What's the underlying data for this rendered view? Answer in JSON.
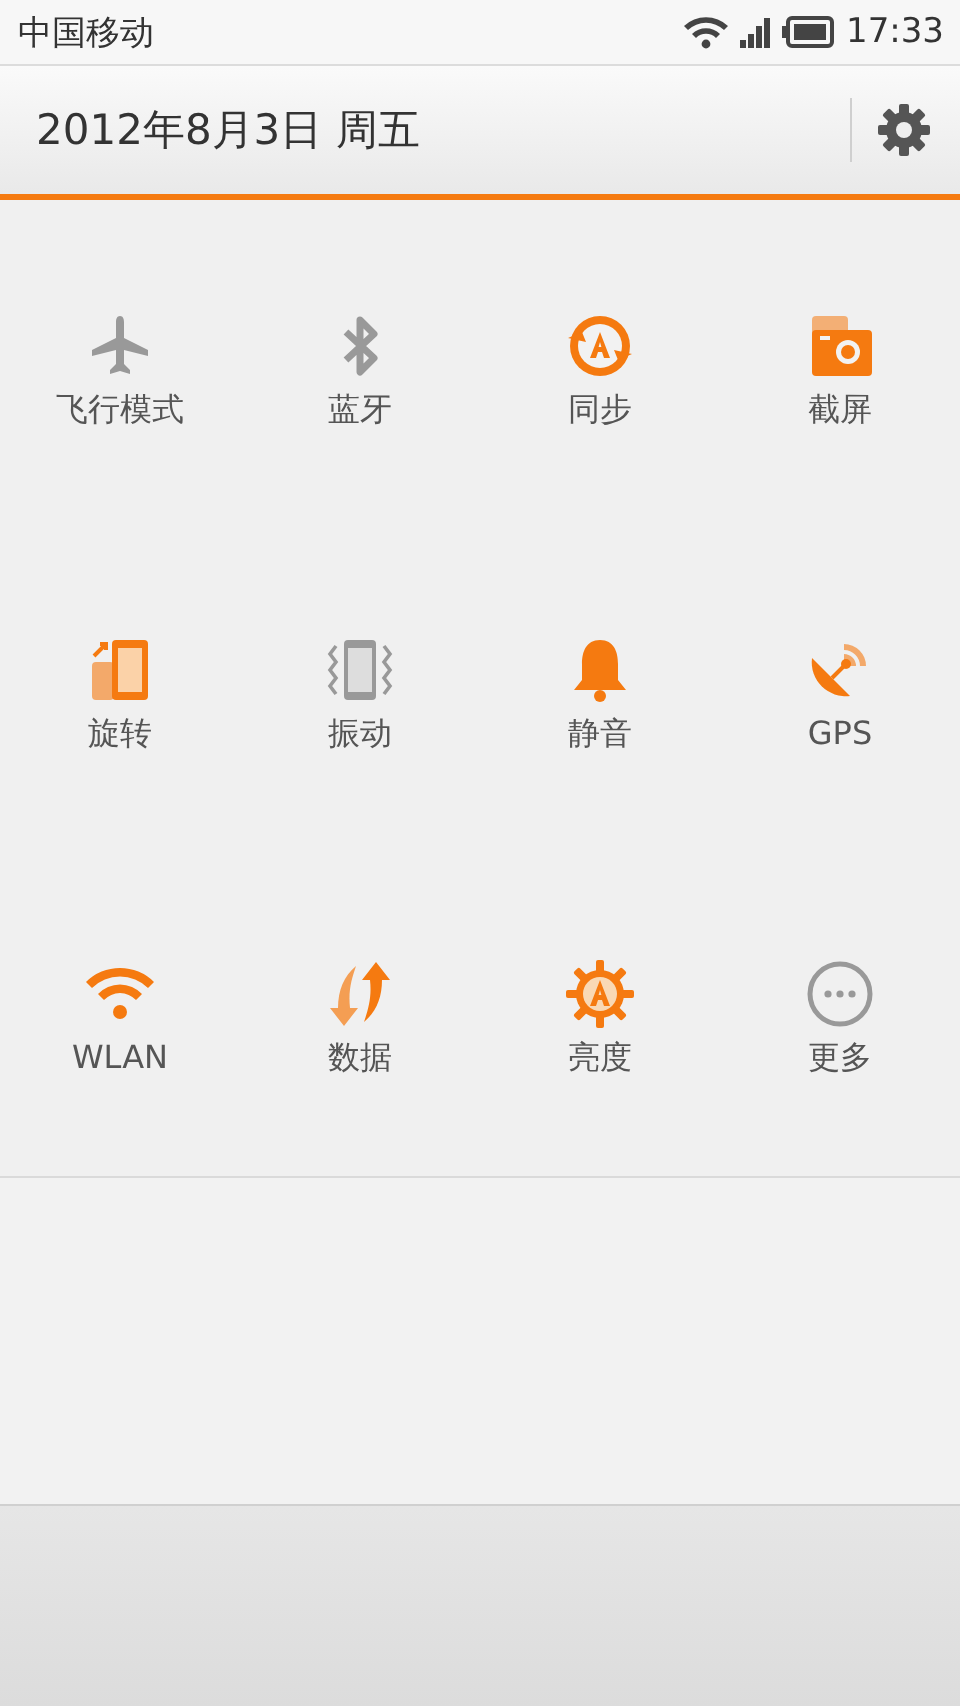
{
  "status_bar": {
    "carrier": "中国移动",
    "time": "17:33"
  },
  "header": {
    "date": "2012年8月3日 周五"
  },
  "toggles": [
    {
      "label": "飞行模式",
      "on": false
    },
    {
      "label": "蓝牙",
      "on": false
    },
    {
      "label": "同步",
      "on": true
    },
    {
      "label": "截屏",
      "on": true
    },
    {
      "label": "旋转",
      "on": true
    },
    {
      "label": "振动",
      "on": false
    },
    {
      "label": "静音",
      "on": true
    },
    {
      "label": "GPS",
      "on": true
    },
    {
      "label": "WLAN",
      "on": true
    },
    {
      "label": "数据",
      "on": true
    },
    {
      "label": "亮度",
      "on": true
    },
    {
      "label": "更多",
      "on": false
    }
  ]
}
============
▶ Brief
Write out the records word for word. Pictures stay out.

▶ Output of the exercise
What's the underlying data for this rendered view? Answer in JSON.
{
  "status_bar": {
    "carrier": "中国移动",
    "time": "17:33"
  },
  "header": {
    "date": "2012年8月3日 周五"
  },
  "toggles": [
    {
      "label": "飞行模式",
      "on": false
    },
    {
      "label": "蓝牙",
      "on": false
    },
    {
      "label": "同步",
      "on": true
    },
    {
      "label": "截屏",
      "on": true
    },
    {
      "label": "旋转",
      "on": true
    },
    {
      "label": "振动",
      "on": false
    },
    {
      "label": "静音",
      "on": true
    },
    {
      "label": "GPS",
      "on": true
    },
    {
      "label": "WLAN",
      "on": true
    },
    {
      "label": "数据",
      "on": true
    },
    {
      "label": "亮度",
      "on": true
    },
    {
      "label": "更多",
      "on": false
    }
  ]
}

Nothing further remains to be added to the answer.